[Web page and app entries]
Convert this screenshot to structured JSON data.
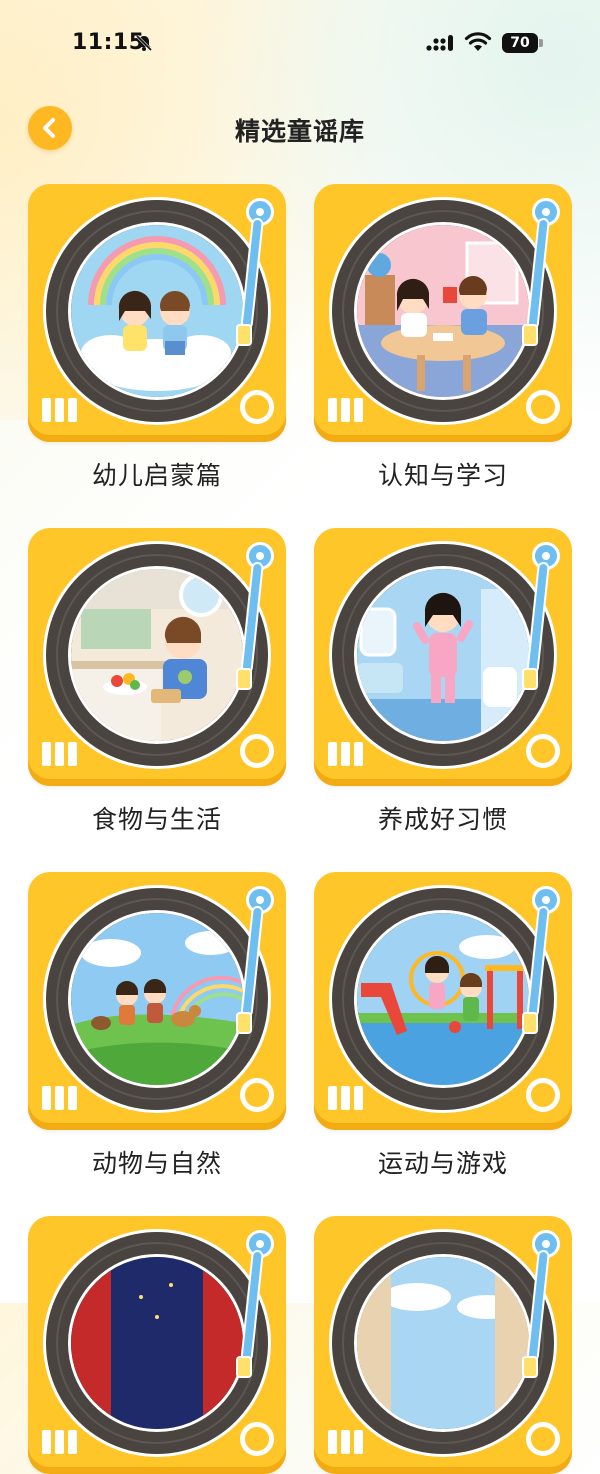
{
  "status_bar": {
    "time": "11:15",
    "battery": "70"
  },
  "header": {
    "title": "精选童谣库"
  },
  "colors": {
    "card": "#ffc62a",
    "accent": "#ffb822",
    "tonearm": "#6fbef0",
    "record": "#4a4440"
  },
  "categories": [
    {
      "label": "幼儿启蒙篇",
      "scene": "kids-on-cloud-with-rainbow"
    },
    {
      "label": "认知与学习",
      "scene": "kids-studying-at-table"
    },
    {
      "label": "食物与生活",
      "scene": "boy-in-kitchen"
    },
    {
      "label": "养成好习惯",
      "scene": "girl-brushing-teeth-bathroom"
    },
    {
      "label": "动物与自然",
      "scene": "kids-with-animals-meadow"
    },
    {
      "label": "运动与游戏",
      "scene": "kids-on-playground"
    },
    {
      "label": "",
      "scene": "stage-night-sky"
    },
    {
      "label": "",
      "scene": "sky-with-clouds"
    }
  ]
}
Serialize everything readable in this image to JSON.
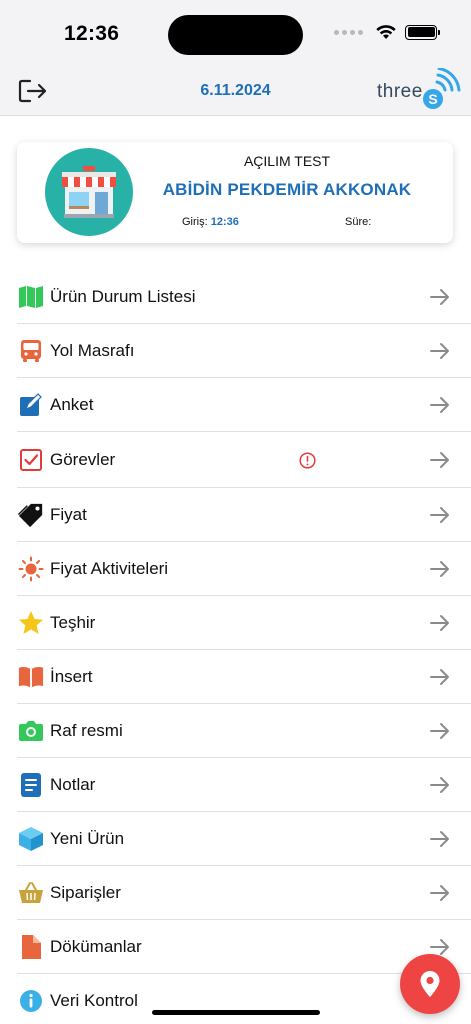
{
  "status_bar": {
    "time": "12:36"
  },
  "header": {
    "date": "6.11.2024",
    "logo_text": "three",
    "logo_badge": "S"
  },
  "store_card": {
    "subtitle": "AÇILIM TEST",
    "title": "ABİDİN PEKDEMİR AKKONAK",
    "entry_label": "Giriş:",
    "entry_time": "12:36",
    "duration_label": "Süre:"
  },
  "menu": [
    {
      "label": "Ürün Durum Listesi",
      "icon": "map-icon",
      "color": "#34c759"
    },
    {
      "label": "Yol Masrafı",
      "icon": "bus-icon",
      "color": "#e8663d"
    },
    {
      "label": "Anket",
      "icon": "edit-square-icon",
      "color": "#1f6fb8"
    },
    {
      "label": "Görevler",
      "icon": "checkbox-icon",
      "color": "#e23b3b",
      "alert": true
    },
    {
      "label": "Fiyat",
      "icon": "price-tag-icon",
      "color": "#111111"
    },
    {
      "label": "Fiyat Aktiviteleri",
      "icon": "sun-icon",
      "color": "#e8663d"
    },
    {
      "label": "Teşhir",
      "icon": "star-icon",
      "color": "#f5c518"
    },
    {
      "label": "İnsert",
      "icon": "open-book-icon",
      "color": "#e8663d"
    },
    {
      "label": "Raf resmi",
      "icon": "camera-icon",
      "color": "#34c759"
    },
    {
      "label": "Notlar",
      "icon": "notes-icon",
      "color": "#1f6fb8"
    },
    {
      "label": "Yeni Ürün",
      "icon": "cube-icon",
      "color": "#3ab0e6"
    },
    {
      "label": "Siparişler",
      "icon": "shopping-basket-icon",
      "color": "#c8a23a"
    },
    {
      "label": "Dökümanlar",
      "icon": "document-icon",
      "color": "#e8663d"
    },
    {
      "label": "Veri Kontrol",
      "icon": "info-icon",
      "color": "#3ab0e6"
    }
  ],
  "colors": {
    "accent": "#1f6fb8",
    "fab": "#ef4444",
    "card_avatar": "#28b1a6"
  }
}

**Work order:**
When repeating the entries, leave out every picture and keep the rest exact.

**Response to the exercise:**
Convert this screenshot to structured JSON data.
{
  "status_bar": {
    "time": "11:15",
    "battery": "70"
  },
  "header": {
    "title": "精选童谣库"
  },
  "colors": {
    "card": "#ffc62a",
    "accent": "#ffb822",
    "tonearm": "#6fbef0",
    "record": "#4a4440"
  },
  "categories": [
    {
      "label": "幼儿启蒙篇",
      "scene": "kids-on-cloud-with-rainbow"
    },
    {
      "label": "认知与学习",
      "scene": "kids-studying-at-table"
    },
    {
      "label": "食物与生活",
      "scene": "boy-in-kitchen"
    },
    {
      "label": "养成好习惯",
      "scene": "girl-brushing-teeth-bathroom"
    },
    {
      "label": "动物与自然",
      "scene": "kids-with-animals-meadow"
    },
    {
      "label": "运动与游戏",
      "scene": "kids-on-playground"
    },
    {
      "label": "",
      "scene": "stage-night-sky"
    },
    {
      "label": "",
      "scene": "sky-with-clouds"
    }
  ]
}
Serialize everything readable in this image to JSON.
{
  "status_bar": {
    "time": "12:36"
  },
  "header": {
    "date": "6.11.2024",
    "logo_text": "three",
    "logo_badge": "S"
  },
  "store_card": {
    "subtitle": "AÇILIM TEST",
    "title": "ABİDİN PEKDEMİR AKKONAK",
    "entry_label": "Giriş:",
    "entry_time": "12:36",
    "duration_label": "Süre:"
  },
  "menu": [
    {
      "label": "Ürün Durum Listesi",
      "icon": "map-icon",
      "color": "#34c759"
    },
    {
      "label": "Yol Masrafı",
      "icon": "bus-icon",
      "color": "#e8663d"
    },
    {
      "label": "Anket",
      "icon": "edit-square-icon",
      "color": "#1f6fb8"
    },
    {
      "label": "Görevler",
      "icon": "checkbox-icon",
      "color": "#e23b3b",
      "alert": true
    },
    {
      "label": "Fiyat",
      "icon": "price-tag-icon",
      "color": "#111111"
    },
    {
      "label": "Fiyat Aktiviteleri",
      "icon": "sun-icon",
      "color": "#e8663d"
    },
    {
      "label": "Teşhir",
      "icon": "star-icon",
      "color": "#f5c518"
    },
    {
      "label": "İnsert",
      "icon": "open-book-icon",
      "color": "#e8663d"
    },
    {
      "label": "Raf resmi",
      "icon": "camera-icon",
      "color": "#34c759"
    },
    {
      "label": "Notlar",
      "icon": "notes-icon",
      "color": "#1f6fb8"
    },
    {
      "label": "Yeni Ürün",
      "icon": "cube-icon",
      "color": "#3ab0e6"
    },
    {
      "label": "Siparişler",
      "icon": "shopping-basket-icon",
      "color": "#c8a23a"
    },
    {
      "label": "Dökümanlar",
      "icon": "document-icon",
      "color": "#e8663d"
    },
    {
      "label": "Veri Kontrol",
      "icon": "info-icon",
      "color": "#3ab0e6"
    }
  ],
  "colors": {
    "accent": "#1f6fb8",
    "fab": "#ef4444",
    "card_avatar": "#28b1a6"
  }
}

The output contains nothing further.